Records excerpted from a collection

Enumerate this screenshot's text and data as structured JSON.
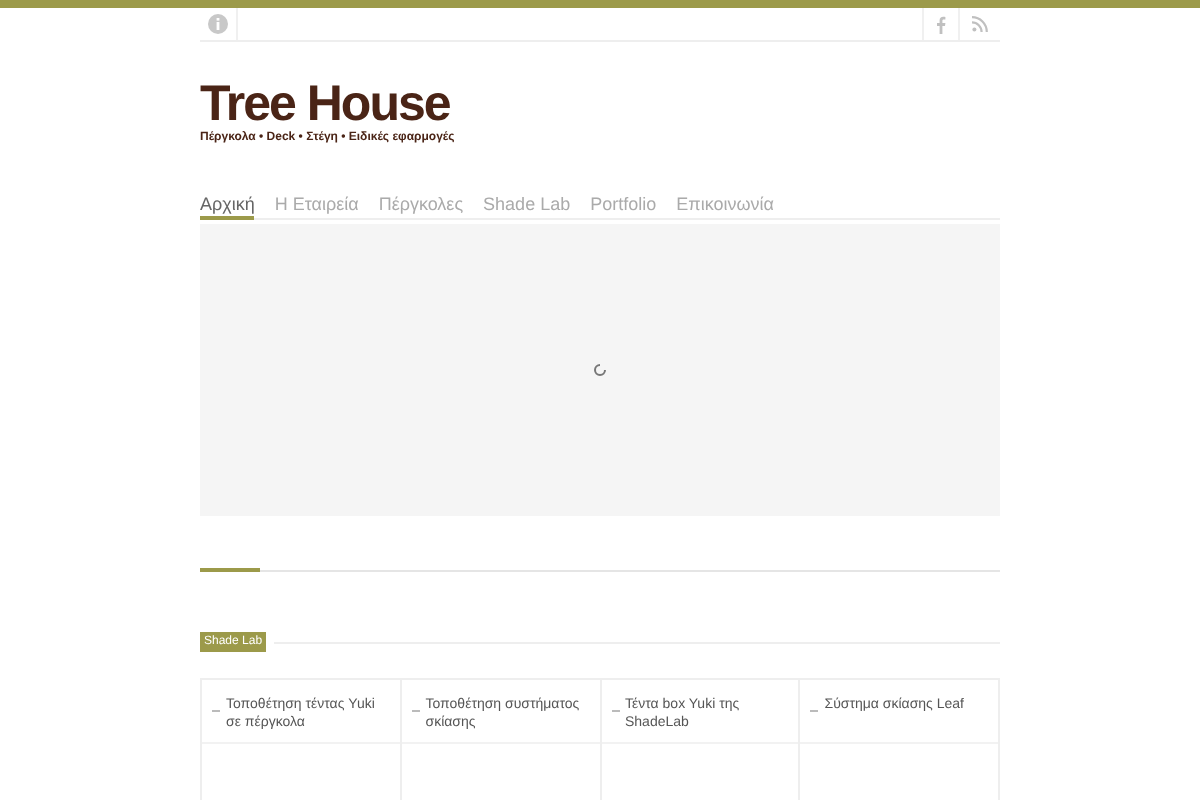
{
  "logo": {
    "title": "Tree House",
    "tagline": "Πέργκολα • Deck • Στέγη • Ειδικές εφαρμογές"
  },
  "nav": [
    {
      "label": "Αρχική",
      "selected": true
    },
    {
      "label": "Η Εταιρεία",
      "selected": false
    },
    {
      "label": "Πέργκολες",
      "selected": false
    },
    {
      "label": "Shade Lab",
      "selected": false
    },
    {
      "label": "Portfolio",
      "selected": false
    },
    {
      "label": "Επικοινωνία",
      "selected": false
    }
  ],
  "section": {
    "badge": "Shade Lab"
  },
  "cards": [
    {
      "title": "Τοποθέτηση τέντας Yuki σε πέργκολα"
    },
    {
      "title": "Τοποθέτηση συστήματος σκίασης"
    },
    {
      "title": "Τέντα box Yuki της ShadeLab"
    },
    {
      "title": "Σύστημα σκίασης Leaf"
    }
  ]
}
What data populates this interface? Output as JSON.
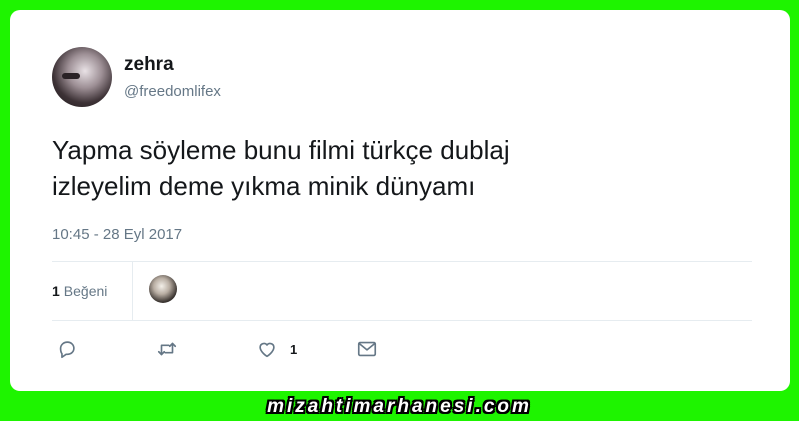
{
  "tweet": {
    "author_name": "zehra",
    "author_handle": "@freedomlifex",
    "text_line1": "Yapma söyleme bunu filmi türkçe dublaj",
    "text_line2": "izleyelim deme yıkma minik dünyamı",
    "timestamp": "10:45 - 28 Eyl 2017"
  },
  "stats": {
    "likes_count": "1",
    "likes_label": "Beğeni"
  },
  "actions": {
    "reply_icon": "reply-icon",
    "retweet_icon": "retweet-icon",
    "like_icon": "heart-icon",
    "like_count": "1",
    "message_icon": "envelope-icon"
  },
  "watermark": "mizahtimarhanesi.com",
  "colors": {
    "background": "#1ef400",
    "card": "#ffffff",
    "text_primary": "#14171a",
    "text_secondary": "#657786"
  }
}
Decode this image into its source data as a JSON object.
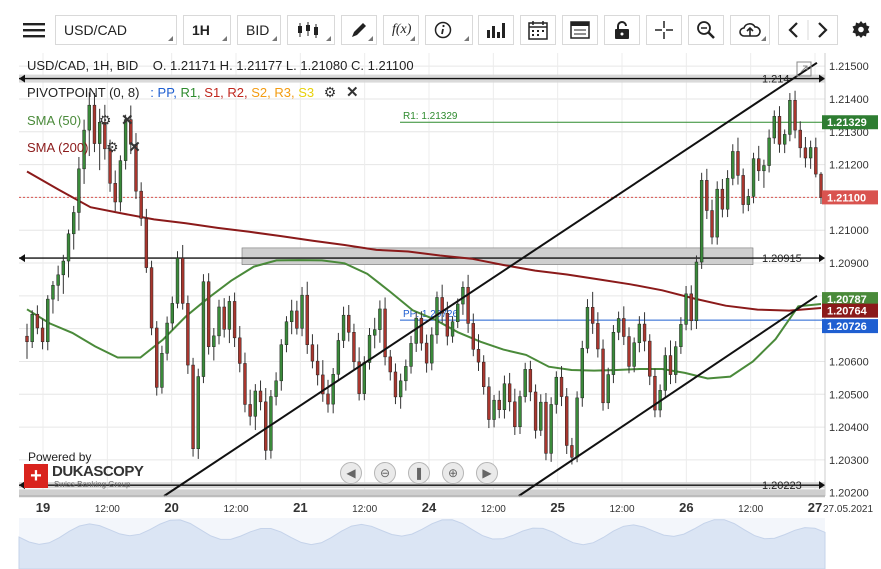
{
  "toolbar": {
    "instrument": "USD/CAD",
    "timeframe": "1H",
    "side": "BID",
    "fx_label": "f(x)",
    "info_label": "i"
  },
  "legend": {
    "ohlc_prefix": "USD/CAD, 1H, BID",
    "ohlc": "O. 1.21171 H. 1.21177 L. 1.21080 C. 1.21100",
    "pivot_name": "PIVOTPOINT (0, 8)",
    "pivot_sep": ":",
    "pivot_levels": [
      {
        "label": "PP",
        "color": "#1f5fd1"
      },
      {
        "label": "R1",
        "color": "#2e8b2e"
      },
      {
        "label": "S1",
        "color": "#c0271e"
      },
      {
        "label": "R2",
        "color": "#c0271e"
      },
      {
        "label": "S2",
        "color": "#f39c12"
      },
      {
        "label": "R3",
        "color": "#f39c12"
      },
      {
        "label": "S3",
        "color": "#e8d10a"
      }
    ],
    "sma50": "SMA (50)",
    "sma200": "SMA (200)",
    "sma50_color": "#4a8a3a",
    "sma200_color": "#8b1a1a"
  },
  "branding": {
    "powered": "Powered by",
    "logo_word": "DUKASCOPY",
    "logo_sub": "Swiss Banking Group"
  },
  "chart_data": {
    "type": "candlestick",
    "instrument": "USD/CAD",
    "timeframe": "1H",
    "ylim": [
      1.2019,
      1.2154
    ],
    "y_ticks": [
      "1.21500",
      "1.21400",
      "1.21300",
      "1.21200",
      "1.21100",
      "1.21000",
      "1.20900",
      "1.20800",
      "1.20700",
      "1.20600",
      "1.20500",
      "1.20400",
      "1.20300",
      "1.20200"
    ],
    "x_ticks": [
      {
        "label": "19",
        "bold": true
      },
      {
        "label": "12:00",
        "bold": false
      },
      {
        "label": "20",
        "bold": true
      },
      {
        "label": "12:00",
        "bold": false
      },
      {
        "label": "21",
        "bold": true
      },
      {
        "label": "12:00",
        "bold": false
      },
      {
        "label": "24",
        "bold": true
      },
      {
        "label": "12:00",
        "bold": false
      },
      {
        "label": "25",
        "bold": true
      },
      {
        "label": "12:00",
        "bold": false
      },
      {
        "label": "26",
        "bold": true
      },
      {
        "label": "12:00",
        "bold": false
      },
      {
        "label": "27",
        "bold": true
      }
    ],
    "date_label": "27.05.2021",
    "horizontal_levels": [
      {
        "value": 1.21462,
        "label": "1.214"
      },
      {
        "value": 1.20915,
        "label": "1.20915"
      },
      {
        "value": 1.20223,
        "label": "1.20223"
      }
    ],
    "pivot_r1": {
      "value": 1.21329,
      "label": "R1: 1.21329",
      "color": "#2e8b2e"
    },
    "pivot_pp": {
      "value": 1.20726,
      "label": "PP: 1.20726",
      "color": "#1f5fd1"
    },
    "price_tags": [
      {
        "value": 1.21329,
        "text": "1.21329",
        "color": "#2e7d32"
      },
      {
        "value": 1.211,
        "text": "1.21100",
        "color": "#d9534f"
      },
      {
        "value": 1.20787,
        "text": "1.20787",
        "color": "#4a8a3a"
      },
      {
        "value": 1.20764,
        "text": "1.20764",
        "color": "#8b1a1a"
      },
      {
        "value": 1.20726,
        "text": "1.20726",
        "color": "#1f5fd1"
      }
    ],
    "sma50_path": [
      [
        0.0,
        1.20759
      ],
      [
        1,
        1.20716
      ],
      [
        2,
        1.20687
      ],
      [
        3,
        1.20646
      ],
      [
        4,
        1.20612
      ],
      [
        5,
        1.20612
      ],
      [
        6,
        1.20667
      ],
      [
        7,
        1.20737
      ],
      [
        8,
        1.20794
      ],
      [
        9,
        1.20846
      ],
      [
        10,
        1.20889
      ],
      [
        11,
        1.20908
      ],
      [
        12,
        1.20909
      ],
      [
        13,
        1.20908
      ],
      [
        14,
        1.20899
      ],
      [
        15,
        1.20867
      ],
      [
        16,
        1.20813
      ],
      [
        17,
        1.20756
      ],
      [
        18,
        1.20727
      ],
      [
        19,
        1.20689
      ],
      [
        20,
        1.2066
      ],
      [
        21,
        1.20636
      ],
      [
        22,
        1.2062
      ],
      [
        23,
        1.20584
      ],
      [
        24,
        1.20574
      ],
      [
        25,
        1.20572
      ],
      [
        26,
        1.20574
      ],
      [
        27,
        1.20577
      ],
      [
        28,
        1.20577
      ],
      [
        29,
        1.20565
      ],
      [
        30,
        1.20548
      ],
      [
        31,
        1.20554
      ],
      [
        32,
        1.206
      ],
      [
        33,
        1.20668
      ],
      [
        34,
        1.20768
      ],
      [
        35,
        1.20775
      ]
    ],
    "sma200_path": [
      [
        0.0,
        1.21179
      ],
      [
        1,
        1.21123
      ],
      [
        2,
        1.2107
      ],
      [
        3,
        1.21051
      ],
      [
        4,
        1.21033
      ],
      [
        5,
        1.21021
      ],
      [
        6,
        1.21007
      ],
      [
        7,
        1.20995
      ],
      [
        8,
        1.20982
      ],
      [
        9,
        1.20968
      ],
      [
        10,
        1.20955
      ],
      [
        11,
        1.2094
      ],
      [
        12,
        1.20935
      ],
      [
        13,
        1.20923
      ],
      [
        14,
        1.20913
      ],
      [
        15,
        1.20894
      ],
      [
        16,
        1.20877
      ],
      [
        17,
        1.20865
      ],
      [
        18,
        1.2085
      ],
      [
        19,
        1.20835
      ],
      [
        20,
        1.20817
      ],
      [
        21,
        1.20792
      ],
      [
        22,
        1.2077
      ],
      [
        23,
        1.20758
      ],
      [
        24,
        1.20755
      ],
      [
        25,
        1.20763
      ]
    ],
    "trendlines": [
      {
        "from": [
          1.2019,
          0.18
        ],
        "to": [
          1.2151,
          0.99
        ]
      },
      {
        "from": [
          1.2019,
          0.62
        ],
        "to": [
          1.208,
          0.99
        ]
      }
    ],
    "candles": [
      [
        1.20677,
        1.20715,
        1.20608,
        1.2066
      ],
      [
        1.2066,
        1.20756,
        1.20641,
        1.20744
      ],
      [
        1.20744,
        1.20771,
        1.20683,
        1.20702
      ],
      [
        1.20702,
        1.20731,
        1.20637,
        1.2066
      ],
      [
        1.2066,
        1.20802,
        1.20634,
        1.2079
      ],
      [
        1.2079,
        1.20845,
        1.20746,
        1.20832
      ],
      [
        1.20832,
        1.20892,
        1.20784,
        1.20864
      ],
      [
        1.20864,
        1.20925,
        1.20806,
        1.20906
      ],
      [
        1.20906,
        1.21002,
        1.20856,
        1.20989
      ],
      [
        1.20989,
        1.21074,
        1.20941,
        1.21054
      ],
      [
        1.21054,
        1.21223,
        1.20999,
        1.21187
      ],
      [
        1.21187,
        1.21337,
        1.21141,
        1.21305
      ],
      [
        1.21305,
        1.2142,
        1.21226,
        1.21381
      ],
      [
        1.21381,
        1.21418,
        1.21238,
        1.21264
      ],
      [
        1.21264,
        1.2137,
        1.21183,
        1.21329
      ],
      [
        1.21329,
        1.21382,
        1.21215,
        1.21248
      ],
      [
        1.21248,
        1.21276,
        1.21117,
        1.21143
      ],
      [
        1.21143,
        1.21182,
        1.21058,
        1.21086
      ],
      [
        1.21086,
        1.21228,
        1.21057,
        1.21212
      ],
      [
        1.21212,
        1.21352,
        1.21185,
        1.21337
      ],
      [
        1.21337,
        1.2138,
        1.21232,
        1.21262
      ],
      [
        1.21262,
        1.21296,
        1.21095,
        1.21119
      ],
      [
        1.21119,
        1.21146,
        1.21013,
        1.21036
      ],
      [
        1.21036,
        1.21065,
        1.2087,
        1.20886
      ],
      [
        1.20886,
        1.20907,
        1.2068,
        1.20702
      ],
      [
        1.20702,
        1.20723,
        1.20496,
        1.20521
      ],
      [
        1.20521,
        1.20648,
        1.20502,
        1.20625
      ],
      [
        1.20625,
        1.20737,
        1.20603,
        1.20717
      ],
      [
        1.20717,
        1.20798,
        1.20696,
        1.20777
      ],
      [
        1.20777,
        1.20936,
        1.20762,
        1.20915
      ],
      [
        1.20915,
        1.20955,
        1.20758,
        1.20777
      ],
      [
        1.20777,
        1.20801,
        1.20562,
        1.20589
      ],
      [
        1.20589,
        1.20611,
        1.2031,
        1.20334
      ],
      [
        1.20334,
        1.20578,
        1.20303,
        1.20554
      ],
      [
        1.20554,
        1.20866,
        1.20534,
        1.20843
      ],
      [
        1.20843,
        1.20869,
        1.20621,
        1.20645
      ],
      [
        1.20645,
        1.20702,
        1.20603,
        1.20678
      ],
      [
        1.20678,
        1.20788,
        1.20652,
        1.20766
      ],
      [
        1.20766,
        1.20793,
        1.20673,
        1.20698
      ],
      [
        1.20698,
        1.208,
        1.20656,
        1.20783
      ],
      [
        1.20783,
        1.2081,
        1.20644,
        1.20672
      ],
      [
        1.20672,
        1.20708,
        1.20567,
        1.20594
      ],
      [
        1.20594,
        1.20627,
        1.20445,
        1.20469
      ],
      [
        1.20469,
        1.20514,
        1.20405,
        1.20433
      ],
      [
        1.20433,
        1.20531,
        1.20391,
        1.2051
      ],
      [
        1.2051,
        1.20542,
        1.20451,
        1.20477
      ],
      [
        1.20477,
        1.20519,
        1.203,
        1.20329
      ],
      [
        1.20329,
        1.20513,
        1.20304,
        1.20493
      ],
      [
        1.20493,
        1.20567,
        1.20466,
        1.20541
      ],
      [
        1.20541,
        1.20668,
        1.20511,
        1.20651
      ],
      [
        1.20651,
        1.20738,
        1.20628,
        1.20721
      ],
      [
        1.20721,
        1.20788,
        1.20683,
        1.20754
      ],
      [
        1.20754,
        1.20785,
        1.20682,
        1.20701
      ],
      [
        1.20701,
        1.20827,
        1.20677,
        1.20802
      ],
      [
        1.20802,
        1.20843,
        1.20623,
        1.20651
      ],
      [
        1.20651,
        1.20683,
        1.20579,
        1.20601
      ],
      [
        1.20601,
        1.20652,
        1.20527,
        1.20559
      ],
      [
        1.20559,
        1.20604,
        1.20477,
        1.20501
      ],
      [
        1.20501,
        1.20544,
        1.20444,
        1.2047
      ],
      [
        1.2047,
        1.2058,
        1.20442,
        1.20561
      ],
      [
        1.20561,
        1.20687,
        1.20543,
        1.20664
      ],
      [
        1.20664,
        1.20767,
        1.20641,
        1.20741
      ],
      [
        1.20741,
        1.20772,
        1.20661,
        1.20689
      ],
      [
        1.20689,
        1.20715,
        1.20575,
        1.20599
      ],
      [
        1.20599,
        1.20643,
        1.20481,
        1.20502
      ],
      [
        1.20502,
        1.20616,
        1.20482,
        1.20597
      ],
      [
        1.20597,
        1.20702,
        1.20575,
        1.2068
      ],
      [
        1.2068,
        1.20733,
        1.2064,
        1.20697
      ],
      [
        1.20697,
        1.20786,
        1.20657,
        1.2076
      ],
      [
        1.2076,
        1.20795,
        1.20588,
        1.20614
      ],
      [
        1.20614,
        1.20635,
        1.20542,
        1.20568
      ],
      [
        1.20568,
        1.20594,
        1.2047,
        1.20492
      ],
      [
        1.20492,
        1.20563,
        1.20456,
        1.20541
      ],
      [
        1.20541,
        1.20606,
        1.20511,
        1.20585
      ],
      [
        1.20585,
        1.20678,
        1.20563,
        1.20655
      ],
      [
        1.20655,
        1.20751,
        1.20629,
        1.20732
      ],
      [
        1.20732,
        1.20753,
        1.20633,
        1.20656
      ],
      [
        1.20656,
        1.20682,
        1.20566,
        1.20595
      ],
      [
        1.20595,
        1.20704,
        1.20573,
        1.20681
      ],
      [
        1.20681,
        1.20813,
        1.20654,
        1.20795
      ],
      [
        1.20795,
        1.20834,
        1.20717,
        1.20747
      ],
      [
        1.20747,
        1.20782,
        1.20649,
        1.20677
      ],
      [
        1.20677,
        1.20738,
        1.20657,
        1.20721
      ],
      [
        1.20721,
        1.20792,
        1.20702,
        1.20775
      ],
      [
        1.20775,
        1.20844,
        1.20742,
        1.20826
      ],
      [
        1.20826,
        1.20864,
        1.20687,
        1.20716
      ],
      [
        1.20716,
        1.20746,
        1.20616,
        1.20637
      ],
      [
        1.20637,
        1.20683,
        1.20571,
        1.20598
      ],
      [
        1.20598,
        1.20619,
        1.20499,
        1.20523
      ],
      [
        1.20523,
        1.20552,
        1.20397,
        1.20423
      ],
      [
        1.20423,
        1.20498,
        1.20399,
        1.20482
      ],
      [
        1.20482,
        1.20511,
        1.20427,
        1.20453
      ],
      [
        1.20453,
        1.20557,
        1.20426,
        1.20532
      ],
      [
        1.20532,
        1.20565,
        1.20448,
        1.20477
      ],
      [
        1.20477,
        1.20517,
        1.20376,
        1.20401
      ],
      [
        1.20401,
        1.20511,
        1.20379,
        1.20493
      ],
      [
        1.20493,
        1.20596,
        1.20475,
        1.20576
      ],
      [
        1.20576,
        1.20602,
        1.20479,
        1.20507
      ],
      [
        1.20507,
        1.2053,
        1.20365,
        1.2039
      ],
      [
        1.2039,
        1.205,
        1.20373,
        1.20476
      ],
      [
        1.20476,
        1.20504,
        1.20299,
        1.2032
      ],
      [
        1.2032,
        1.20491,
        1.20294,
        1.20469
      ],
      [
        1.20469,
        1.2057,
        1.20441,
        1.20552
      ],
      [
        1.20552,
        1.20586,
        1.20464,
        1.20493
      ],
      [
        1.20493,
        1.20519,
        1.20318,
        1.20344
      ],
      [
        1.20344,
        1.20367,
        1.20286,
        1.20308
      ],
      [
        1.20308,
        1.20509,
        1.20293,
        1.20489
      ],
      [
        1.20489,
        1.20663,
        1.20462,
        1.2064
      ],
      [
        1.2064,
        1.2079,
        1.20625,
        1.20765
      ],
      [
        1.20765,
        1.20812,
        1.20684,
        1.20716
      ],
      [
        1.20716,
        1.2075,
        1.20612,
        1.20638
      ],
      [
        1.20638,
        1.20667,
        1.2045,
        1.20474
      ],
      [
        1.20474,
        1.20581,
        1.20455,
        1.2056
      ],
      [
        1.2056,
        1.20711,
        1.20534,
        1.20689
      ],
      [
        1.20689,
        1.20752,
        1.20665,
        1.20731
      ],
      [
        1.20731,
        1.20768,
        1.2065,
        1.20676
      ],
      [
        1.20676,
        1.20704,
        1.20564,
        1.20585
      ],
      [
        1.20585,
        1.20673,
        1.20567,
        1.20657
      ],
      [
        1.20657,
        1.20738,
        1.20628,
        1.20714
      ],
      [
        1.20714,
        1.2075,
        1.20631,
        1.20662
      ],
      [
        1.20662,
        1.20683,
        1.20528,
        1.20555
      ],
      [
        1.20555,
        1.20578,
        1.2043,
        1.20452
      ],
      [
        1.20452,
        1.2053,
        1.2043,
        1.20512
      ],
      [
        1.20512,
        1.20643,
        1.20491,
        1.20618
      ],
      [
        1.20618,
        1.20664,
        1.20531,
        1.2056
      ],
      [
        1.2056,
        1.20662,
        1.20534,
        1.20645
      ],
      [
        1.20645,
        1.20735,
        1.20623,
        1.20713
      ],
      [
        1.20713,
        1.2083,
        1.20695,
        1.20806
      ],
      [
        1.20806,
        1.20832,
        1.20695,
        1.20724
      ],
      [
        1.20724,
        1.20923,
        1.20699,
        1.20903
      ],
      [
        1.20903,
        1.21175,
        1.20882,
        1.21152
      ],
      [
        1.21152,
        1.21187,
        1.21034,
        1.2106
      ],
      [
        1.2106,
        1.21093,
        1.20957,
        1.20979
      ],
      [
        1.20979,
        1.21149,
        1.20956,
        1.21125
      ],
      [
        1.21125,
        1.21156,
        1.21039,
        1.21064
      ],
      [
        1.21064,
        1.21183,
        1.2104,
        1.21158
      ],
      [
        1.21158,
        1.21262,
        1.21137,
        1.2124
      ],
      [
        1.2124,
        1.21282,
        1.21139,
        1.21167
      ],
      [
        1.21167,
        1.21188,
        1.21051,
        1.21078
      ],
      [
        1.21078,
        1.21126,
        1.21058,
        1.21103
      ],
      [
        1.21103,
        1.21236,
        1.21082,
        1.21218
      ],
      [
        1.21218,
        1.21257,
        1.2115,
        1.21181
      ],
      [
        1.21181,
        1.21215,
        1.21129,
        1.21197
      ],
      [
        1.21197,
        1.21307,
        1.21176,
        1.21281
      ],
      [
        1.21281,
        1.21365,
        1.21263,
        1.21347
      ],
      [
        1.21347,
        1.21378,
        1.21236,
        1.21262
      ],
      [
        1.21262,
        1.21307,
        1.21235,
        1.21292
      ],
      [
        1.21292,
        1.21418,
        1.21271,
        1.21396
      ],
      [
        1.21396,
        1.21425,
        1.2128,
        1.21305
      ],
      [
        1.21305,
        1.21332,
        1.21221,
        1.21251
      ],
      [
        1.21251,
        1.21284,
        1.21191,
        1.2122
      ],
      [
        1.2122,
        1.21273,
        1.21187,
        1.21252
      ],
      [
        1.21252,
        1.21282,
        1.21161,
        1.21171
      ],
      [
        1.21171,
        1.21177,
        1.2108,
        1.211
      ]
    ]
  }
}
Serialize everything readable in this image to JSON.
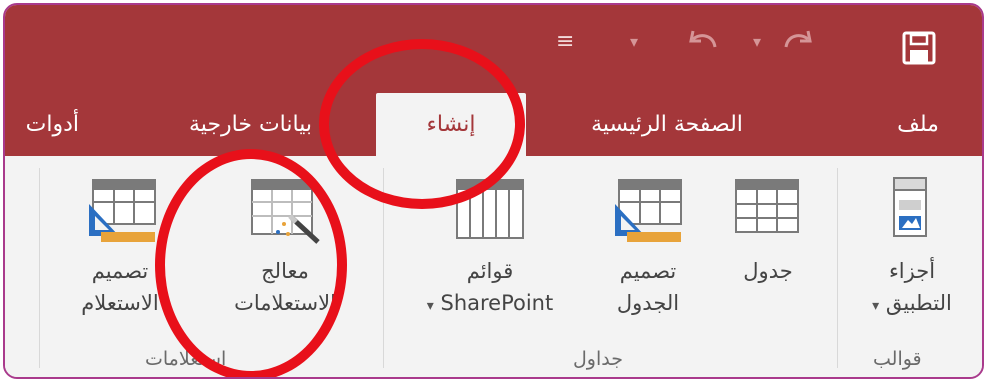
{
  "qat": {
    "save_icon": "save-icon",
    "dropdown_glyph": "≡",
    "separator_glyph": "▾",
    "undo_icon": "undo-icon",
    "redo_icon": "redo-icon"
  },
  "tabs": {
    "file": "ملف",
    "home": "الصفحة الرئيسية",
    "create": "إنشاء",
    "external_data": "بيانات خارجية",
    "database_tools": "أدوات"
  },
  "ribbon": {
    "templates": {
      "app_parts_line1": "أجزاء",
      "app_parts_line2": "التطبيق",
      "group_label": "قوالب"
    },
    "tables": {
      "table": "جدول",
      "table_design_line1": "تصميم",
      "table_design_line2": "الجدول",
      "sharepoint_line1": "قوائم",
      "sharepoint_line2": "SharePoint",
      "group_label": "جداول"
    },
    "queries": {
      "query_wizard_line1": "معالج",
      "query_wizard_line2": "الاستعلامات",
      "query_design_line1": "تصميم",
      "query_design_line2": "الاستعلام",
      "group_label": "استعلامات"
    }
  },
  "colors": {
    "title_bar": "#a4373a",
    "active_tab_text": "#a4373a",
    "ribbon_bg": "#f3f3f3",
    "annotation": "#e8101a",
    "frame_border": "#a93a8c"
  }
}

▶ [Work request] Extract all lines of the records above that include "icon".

▶ [Problem solution]
    "reply_icon": "reply-icon",
    "retweet_icon": "retweet-icon",
    "like_icon": "heart-icon",
    "message_icon": "envelope-icon"
    "save_icon": "save-icon",
    "undo_icon": "undo-icon",
    "redo_icon": "redo-icon"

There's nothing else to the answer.